## Task prompt
In full and word for word, give the records again.

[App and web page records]
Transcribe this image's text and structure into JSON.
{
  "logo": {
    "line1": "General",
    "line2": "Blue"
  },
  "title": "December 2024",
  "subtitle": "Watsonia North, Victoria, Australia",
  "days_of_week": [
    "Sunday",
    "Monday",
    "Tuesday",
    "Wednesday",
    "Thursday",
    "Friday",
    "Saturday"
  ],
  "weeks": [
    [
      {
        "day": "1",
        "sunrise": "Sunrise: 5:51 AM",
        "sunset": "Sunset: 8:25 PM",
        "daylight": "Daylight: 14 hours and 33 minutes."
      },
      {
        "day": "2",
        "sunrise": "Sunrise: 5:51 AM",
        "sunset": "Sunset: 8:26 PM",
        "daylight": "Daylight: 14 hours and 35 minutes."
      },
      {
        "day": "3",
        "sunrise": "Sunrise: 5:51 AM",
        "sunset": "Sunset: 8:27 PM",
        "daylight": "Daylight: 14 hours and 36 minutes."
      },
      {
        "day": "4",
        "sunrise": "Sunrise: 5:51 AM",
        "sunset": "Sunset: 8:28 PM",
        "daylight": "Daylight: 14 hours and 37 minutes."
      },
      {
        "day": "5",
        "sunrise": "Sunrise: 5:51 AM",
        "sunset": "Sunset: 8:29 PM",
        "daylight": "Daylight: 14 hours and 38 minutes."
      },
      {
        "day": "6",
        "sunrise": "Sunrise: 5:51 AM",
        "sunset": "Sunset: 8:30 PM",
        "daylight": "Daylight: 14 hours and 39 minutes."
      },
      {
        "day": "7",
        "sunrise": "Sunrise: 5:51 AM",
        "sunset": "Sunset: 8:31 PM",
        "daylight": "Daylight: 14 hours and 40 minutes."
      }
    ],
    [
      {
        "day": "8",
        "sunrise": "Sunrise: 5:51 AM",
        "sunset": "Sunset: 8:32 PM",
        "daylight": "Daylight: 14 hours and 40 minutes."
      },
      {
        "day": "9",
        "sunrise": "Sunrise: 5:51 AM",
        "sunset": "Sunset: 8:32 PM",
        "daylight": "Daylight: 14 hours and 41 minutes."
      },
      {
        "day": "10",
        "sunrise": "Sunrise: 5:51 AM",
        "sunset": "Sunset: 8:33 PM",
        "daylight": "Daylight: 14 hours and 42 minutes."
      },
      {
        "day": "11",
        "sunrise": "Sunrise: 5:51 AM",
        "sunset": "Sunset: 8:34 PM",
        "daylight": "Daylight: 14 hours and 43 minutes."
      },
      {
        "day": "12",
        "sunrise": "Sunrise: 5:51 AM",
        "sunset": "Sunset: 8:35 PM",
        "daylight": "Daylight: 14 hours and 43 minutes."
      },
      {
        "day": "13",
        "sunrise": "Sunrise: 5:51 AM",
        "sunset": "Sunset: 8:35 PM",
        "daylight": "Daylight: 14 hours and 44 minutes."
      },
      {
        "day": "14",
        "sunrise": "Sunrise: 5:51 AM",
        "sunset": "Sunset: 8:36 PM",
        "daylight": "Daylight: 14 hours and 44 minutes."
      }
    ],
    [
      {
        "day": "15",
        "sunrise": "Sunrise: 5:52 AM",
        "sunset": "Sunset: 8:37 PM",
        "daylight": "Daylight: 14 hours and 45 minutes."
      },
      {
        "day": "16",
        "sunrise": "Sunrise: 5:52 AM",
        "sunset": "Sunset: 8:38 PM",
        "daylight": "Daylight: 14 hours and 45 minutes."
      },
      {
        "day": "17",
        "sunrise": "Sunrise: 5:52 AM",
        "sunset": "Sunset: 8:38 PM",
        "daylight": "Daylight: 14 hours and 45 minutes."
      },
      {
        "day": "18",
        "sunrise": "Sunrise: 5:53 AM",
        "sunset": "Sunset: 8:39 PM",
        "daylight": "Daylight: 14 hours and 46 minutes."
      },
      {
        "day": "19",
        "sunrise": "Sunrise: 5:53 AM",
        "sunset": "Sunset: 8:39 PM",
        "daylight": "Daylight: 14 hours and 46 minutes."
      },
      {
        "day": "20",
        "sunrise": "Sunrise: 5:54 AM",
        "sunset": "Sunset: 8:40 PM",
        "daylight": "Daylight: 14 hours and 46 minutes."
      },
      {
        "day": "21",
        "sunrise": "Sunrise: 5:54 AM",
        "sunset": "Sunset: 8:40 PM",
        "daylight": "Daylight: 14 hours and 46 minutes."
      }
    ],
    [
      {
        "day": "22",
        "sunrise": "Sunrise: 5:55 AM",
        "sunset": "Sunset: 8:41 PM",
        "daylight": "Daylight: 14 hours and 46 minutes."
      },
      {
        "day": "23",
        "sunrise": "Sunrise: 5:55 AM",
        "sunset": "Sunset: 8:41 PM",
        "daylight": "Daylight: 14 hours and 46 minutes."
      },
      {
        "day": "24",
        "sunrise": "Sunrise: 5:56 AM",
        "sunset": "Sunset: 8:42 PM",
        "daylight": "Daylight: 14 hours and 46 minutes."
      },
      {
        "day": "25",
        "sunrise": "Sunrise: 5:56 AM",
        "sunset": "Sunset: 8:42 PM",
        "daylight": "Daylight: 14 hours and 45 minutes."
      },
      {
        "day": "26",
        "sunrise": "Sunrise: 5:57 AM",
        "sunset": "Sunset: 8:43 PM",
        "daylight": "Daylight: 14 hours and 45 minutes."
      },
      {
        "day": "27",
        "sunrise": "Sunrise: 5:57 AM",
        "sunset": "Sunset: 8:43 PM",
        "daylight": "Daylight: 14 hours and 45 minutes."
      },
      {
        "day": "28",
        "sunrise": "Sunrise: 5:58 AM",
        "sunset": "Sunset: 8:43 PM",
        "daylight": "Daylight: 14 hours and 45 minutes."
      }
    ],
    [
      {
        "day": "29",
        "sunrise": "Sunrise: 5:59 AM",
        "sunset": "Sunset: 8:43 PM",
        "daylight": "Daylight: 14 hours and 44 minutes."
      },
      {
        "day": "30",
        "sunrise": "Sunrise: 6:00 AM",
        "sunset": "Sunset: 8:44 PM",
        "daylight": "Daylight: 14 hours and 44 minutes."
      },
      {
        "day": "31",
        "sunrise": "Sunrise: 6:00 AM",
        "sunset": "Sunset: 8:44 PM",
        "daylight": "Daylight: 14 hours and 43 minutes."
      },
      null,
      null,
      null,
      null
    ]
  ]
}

## Completed exercise
Transcribe this image's text and structure into JSON.
{
  "logo": {
    "line1": "General",
    "line2": "Blue"
  },
  "title": "December 2024",
  "subtitle": "Watsonia North, Victoria, Australia",
  "days_of_week": [
    "Sunday",
    "Monday",
    "Tuesday",
    "Wednesday",
    "Thursday",
    "Friday",
    "Saturday"
  ],
  "weeks": [
    [
      {
        "day": "1",
        "sunrise": "Sunrise: 5:51 AM",
        "sunset": "Sunset: 8:25 PM",
        "daylight": "Daylight: 14 hours and 33 minutes."
      },
      {
        "day": "2",
        "sunrise": "Sunrise: 5:51 AM",
        "sunset": "Sunset: 8:26 PM",
        "daylight": "Daylight: 14 hours and 35 minutes."
      },
      {
        "day": "3",
        "sunrise": "Sunrise: 5:51 AM",
        "sunset": "Sunset: 8:27 PM",
        "daylight": "Daylight: 14 hours and 36 minutes."
      },
      {
        "day": "4",
        "sunrise": "Sunrise: 5:51 AM",
        "sunset": "Sunset: 8:28 PM",
        "daylight": "Daylight: 14 hours and 37 minutes."
      },
      {
        "day": "5",
        "sunrise": "Sunrise: 5:51 AM",
        "sunset": "Sunset: 8:29 PM",
        "daylight": "Daylight: 14 hours and 38 minutes."
      },
      {
        "day": "6",
        "sunrise": "Sunrise: 5:51 AM",
        "sunset": "Sunset: 8:30 PM",
        "daylight": "Daylight: 14 hours and 39 minutes."
      },
      {
        "day": "7",
        "sunrise": "Sunrise: 5:51 AM",
        "sunset": "Sunset: 8:31 PM",
        "daylight": "Daylight: 14 hours and 40 minutes."
      }
    ],
    [
      {
        "day": "8",
        "sunrise": "Sunrise: 5:51 AM",
        "sunset": "Sunset: 8:32 PM",
        "daylight": "Daylight: 14 hours and 40 minutes."
      },
      {
        "day": "9",
        "sunrise": "Sunrise: 5:51 AM",
        "sunset": "Sunset: 8:32 PM",
        "daylight": "Daylight: 14 hours and 41 minutes."
      },
      {
        "day": "10",
        "sunrise": "Sunrise: 5:51 AM",
        "sunset": "Sunset: 8:33 PM",
        "daylight": "Daylight: 14 hours and 42 minutes."
      },
      {
        "day": "11",
        "sunrise": "Sunrise: 5:51 AM",
        "sunset": "Sunset: 8:34 PM",
        "daylight": "Daylight: 14 hours and 43 minutes."
      },
      {
        "day": "12",
        "sunrise": "Sunrise: 5:51 AM",
        "sunset": "Sunset: 8:35 PM",
        "daylight": "Daylight: 14 hours and 43 minutes."
      },
      {
        "day": "13",
        "sunrise": "Sunrise: 5:51 AM",
        "sunset": "Sunset: 8:35 PM",
        "daylight": "Daylight: 14 hours and 44 minutes."
      },
      {
        "day": "14",
        "sunrise": "Sunrise: 5:51 AM",
        "sunset": "Sunset: 8:36 PM",
        "daylight": "Daylight: 14 hours and 44 minutes."
      }
    ],
    [
      {
        "day": "15",
        "sunrise": "Sunrise: 5:52 AM",
        "sunset": "Sunset: 8:37 PM",
        "daylight": "Daylight: 14 hours and 45 minutes."
      },
      {
        "day": "16",
        "sunrise": "Sunrise: 5:52 AM",
        "sunset": "Sunset: 8:38 PM",
        "daylight": "Daylight: 14 hours and 45 minutes."
      },
      {
        "day": "17",
        "sunrise": "Sunrise: 5:52 AM",
        "sunset": "Sunset: 8:38 PM",
        "daylight": "Daylight: 14 hours and 45 minutes."
      },
      {
        "day": "18",
        "sunrise": "Sunrise: 5:53 AM",
        "sunset": "Sunset: 8:39 PM",
        "daylight": "Daylight: 14 hours and 46 minutes."
      },
      {
        "day": "19",
        "sunrise": "Sunrise: 5:53 AM",
        "sunset": "Sunset: 8:39 PM",
        "daylight": "Daylight: 14 hours and 46 minutes."
      },
      {
        "day": "20",
        "sunrise": "Sunrise: 5:54 AM",
        "sunset": "Sunset: 8:40 PM",
        "daylight": "Daylight: 14 hours and 46 minutes."
      },
      {
        "day": "21",
        "sunrise": "Sunrise: 5:54 AM",
        "sunset": "Sunset: 8:40 PM",
        "daylight": "Daylight: 14 hours and 46 minutes."
      }
    ],
    [
      {
        "day": "22",
        "sunrise": "Sunrise: 5:55 AM",
        "sunset": "Sunset: 8:41 PM",
        "daylight": "Daylight: 14 hours and 46 minutes."
      },
      {
        "day": "23",
        "sunrise": "Sunrise: 5:55 AM",
        "sunset": "Sunset: 8:41 PM",
        "daylight": "Daylight: 14 hours and 46 minutes."
      },
      {
        "day": "24",
        "sunrise": "Sunrise: 5:56 AM",
        "sunset": "Sunset: 8:42 PM",
        "daylight": "Daylight: 14 hours and 46 minutes."
      },
      {
        "day": "25",
        "sunrise": "Sunrise: 5:56 AM",
        "sunset": "Sunset: 8:42 PM",
        "daylight": "Daylight: 14 hours and 45 minutes."
      },
      {
        "day": "26",
        "sunrise": "Sunrise: 5:57 AM",
        "sunset": "Sunset: 8:43 PM",
        "daylight": "Daylight: 14 hours and 45 minutes."
      },
      {
        "day": "27",
        "sunrise": "Sunrise: 5:57 AM",
        "sunset": "Sunset: 8:43 PM",
        "daylight": "Daylight: 14 hours and 45 minutes."
      },
      {
        "day": "28",
        "sunrise": "Sunrise: 5:58 AM",
        "sunset": "Sunset: 8:43 PM",
        "daylight": "Daylight: 14 hours and 45 minutes."
      }
    ],
    [
      {
        "day": "29",
        "sunrise": "Sunrise: 5:59 AM",
        "sunset": "Sunset: 8:43 PM",
        "daylight": "Daylight: 14 hours and 44 minutes."
      },
      {
        "day": "30",
        "sunrise": "Sunrise: 6:00 AM",
        "sunset": "Sunset: 8:44 PM",
        "daylight": "Daylight: 14 hours and 44 minutes."
      },
      {
        "day": "31",
        "sunrise": "Sunrise: 6:00 AM",
        "sunset": "Sunset: 8:44 PM",
        "daylight": "Daylight: 14 hours and 43 minutes."
      },
      null,
      null,
      null,
      null
    ]
  ]
}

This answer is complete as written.